_Problem to solve_
Please return only the lines from the one showing "Parse this screenshot: output" to the end of the entries, keeping both ends and dropping every picture.

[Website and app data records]
○ ○ ○

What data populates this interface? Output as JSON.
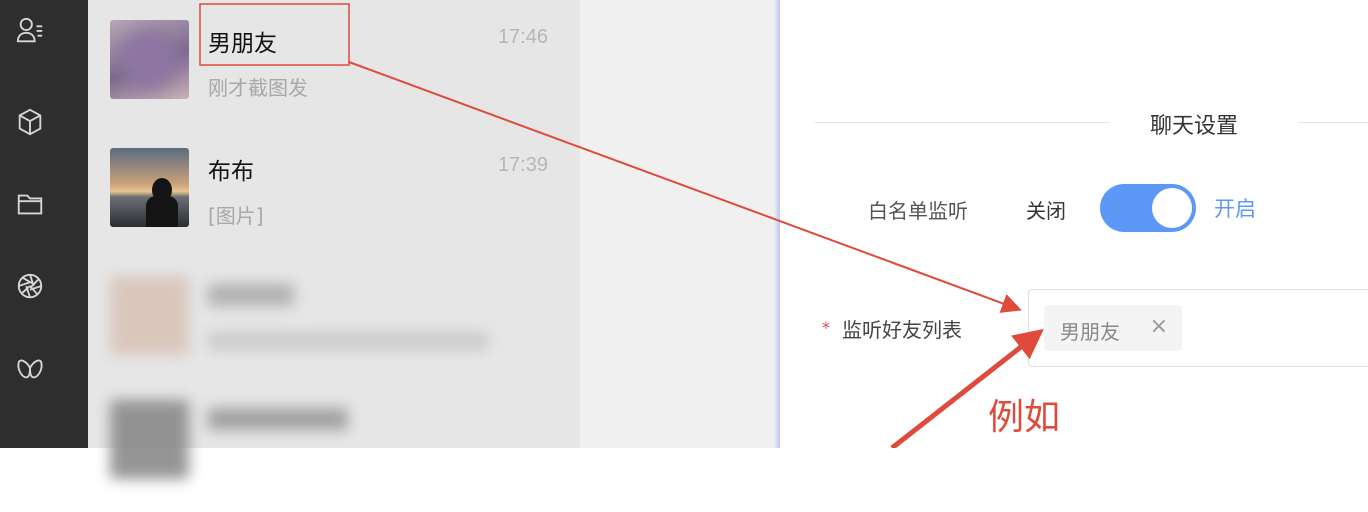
{
  "sidebar": {
    "icons": [
      "contacts-icon",
      "cube-icon",
      "folder-icon",
      "aperture-icon",
      "butterfly-icon"
    ]
  },
  "chats": [
    {
      "name": "男朋友",
      "time": "17:46",
      "preview": "刚才截图发"
    },
    {
      "name": "布布",
      "time": "17:39",
      "preview": "[图片]"
    }
  ],
  "settings": {
    "section_title": "聊天设置",
    "whitelist_label": "白名单监听",
    "off_label": "关闭",
    "on_label": "开启",
    "toggle_on": true,
    "required_mark": "*",
    "friend_list_label": "监听好友列表",
    "tag_text": "男朋友",
    "tag_close": "×"
  },
  "annotation": {
    "example_text": "例如",
    "color": "#e04a3a"
  },
  "colors": {
    "accent": "#5e98f6",
    "rail": "#2e2e2e",
    "chatlist": "#e6e6e6"
  }
}
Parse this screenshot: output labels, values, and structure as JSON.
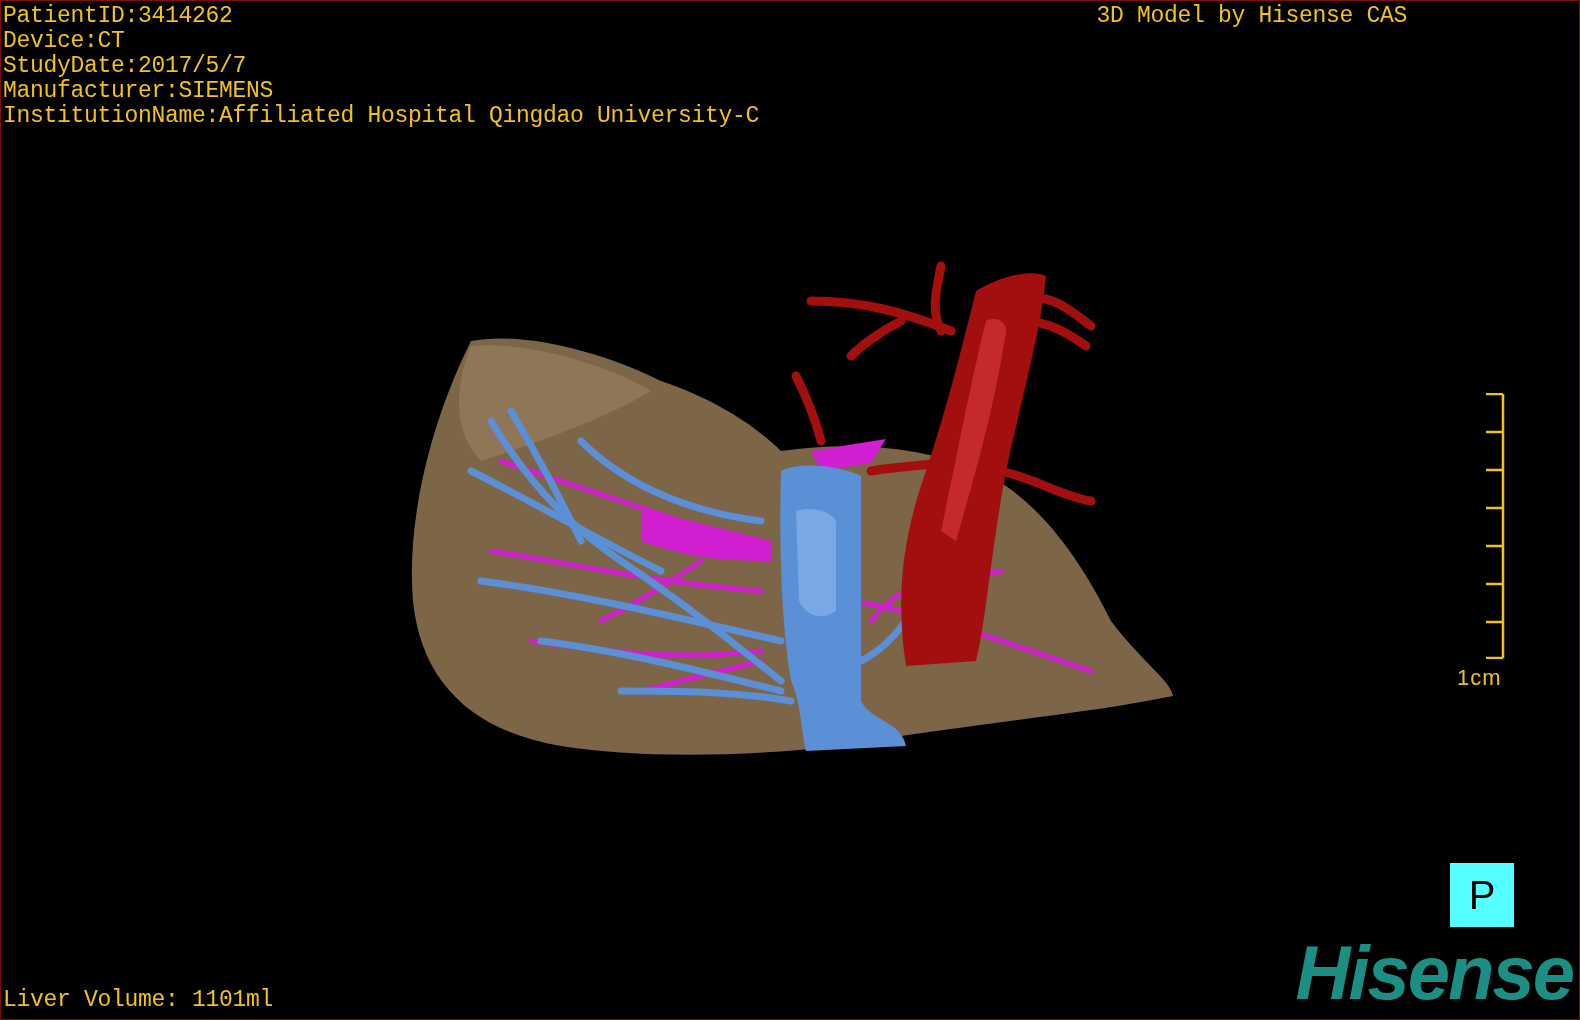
{
  "info_lines": [
    "PatientID:3414262",
    "Device:CT",
    "StudyDate:2017/5/7",
    "Manufacturer:SIEMENS",
    "InstitutionName:Affiliated Hospital Qingdao University-C"
  ],
  "credit": "3D Model by Hisense CAS",
  "scale_bar": {
    "label": "1cm"
  },
  "orientation": "P",
  "liver_volume": "Liver Volume: 1101ml",
  "logo": "Hisense"
}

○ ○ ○

_Task response_
Parse this screenshot: output labels, values, and structure as JSON.
{
  "info_lines": [
    "PatientID:3414262",
    "Device:CT",
    "StudyDate:2017/5/7",
    "Manufacturer:SIEMENS",
    "InstitutionName:Affiliated Hospital Qingdao University-C"
  ],
  "credit": "3D Model by Hisense CAS",
  "scale_bar": {
    "label": "1cm"
  },
  "orientation": "P",
  "liver_volume": "Liver Volume: 1101ml",
  "logo": "Hisense"
}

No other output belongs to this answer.